source code documentation
leisner at rochester.rr.com
Fri Dec 17 05:20:43 GMT 1999
This whole attitude bothers me.
The whole idea of GPL is to put a good implementation out in the
public. If someone steals ideas, the GPL version should still be
better and more commonly used.
I used Samba enormously to generate the Netbios part of Docucentre
printers (about 5 years, it was really difficult to reverse engineer
what SMB was doing -- its somewhat easier with CIFS -- but the whole
SMB architecture is so bizarre (I explain to people that printing from
copy file.ps \\host\share
net use lpt1: \\host\share
copy file.ps lpt1:
and click a window
are all different, not to mention the
I would have even used samba (we would have put it
on ftp.xerox.com and I got permission to free up the hooks (which are
useful to no one else) in it. I found a lot of samba to be very hard
to understand (when I figured things out, I put some comments
which helped me back into samba -- I distributed them).
I also have done A LOT OF WORK on tcpdump (I need to get it intergrated to
a newer version). I gave it back to the tcpdump guys...I didn't see it...
(I may redo it...let me know if you want to see examples of decoding
smb's I found useful in my work).
Also, to a large extent, I've spent a reasonable percentage of my work time
working on free software (to accomplish a task). I turn out and give this
changes I find back to the community.
I just wonder about this attitude -- rms feels copyleft is a sufficient
protection -- but it seems the labor to reverse engineer SMB is incredibly
valuable (wouldn't it be less if Microsoft would definitively say how it
Maybe with the Linux stocks now market capped at multi-billion dollars,
maybe some money could be found to fund the samba team?
I just think there's one way to do software -- the right way.

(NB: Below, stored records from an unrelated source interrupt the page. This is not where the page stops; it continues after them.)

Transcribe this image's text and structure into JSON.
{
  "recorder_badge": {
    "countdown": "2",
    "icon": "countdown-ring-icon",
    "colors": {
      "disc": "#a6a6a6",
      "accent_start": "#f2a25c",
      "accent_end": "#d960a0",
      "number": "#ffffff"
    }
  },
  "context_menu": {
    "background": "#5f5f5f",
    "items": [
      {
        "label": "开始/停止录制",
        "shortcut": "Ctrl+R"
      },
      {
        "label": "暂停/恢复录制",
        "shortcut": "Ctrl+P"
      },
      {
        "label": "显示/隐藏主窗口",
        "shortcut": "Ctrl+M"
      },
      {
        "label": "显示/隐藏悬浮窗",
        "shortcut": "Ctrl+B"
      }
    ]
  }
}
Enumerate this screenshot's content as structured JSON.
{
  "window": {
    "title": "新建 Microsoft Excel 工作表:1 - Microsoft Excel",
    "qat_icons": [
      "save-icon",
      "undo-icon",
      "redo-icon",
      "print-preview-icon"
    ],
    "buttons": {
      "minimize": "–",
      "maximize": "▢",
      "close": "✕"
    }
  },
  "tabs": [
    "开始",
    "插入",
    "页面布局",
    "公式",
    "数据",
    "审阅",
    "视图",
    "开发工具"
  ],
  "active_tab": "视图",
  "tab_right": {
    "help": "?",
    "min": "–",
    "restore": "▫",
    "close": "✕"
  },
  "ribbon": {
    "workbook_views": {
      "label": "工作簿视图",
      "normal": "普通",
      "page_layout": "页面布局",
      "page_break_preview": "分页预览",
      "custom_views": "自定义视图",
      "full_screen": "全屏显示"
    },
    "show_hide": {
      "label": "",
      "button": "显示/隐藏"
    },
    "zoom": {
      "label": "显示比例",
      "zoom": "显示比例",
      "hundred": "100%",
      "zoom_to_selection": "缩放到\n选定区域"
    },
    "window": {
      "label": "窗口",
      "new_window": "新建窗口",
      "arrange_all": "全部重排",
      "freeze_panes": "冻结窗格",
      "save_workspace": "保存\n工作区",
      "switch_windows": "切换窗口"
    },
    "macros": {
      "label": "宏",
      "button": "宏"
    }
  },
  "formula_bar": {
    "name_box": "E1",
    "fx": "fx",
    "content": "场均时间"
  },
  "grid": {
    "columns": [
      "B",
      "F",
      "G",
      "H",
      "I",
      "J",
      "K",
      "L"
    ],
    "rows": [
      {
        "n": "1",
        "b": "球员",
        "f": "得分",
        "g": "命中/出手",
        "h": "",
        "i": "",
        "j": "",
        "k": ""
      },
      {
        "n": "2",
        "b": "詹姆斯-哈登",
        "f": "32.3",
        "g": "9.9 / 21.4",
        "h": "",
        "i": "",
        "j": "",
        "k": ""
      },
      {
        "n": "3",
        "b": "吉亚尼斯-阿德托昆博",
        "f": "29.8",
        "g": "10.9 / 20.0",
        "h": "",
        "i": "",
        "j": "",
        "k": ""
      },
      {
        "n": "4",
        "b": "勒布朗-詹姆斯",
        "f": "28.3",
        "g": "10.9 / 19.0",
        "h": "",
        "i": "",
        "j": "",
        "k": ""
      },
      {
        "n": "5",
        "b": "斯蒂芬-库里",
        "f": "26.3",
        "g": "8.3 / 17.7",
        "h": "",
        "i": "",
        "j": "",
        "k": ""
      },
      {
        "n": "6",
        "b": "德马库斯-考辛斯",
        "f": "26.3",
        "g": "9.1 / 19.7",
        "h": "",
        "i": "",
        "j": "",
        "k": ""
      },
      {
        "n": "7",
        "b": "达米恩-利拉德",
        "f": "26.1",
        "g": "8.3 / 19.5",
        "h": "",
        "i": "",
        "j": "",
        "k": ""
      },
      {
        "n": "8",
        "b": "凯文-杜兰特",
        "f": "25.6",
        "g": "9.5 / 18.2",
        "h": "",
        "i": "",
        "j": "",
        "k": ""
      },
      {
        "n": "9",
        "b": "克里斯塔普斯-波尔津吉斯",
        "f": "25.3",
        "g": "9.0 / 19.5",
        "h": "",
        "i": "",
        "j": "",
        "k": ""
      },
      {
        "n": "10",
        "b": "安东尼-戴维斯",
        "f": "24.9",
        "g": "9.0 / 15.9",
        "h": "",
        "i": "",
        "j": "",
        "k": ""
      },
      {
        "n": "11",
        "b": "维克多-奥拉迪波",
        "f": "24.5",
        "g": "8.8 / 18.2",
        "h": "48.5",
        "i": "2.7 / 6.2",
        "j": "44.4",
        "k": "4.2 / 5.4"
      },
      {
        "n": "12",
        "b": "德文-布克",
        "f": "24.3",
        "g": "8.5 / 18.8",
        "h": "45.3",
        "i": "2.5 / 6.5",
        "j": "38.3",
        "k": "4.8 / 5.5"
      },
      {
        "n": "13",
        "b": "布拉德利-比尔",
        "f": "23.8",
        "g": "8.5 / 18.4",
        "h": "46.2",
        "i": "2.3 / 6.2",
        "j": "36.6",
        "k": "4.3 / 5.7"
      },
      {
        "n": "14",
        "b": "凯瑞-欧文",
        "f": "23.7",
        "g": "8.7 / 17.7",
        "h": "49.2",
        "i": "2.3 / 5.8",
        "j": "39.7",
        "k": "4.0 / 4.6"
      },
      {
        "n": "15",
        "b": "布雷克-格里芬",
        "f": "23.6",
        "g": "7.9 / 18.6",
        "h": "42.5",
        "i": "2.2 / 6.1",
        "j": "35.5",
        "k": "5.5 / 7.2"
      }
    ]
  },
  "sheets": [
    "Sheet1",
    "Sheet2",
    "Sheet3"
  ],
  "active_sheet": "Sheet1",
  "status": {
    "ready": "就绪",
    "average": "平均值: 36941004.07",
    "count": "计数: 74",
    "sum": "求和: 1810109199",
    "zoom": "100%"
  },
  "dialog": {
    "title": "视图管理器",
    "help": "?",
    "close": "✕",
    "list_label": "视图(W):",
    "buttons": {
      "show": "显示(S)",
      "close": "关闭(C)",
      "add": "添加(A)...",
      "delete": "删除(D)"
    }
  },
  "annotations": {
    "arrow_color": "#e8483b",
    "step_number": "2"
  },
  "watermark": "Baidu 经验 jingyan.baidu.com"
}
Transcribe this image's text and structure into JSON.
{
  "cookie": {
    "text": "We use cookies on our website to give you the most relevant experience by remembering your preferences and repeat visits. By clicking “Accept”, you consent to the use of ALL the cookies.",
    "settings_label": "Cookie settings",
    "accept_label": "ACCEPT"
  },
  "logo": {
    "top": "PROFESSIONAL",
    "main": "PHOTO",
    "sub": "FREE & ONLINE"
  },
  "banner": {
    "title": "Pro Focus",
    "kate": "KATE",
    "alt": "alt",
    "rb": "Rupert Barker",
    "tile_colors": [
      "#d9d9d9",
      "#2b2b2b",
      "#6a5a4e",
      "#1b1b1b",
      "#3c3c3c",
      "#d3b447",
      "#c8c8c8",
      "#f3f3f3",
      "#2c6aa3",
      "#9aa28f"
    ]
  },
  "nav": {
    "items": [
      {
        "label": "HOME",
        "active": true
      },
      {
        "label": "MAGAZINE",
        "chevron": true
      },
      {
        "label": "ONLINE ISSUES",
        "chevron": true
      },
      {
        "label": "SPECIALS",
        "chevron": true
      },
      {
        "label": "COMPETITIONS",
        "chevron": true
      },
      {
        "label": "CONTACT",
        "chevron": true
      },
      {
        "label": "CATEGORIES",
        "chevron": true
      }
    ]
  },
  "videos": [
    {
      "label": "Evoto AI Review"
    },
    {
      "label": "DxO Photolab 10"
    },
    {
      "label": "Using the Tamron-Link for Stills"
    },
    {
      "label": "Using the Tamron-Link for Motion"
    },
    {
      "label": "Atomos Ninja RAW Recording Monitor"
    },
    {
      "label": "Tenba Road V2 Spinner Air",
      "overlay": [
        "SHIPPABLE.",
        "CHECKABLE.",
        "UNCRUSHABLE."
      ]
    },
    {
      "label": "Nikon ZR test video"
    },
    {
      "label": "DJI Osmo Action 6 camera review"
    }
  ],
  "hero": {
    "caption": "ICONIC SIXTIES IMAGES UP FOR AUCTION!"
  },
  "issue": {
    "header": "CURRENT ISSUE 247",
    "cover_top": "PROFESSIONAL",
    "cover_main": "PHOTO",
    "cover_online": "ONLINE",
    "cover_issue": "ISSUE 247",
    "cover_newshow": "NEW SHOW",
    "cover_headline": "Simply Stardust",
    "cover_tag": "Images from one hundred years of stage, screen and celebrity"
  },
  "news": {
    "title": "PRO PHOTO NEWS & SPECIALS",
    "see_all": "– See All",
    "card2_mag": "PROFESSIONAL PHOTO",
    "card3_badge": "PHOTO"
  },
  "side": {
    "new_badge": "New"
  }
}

For all practical purposes, you could put the code through an obfucator --
or a comment stripper...
More information about the samba-technical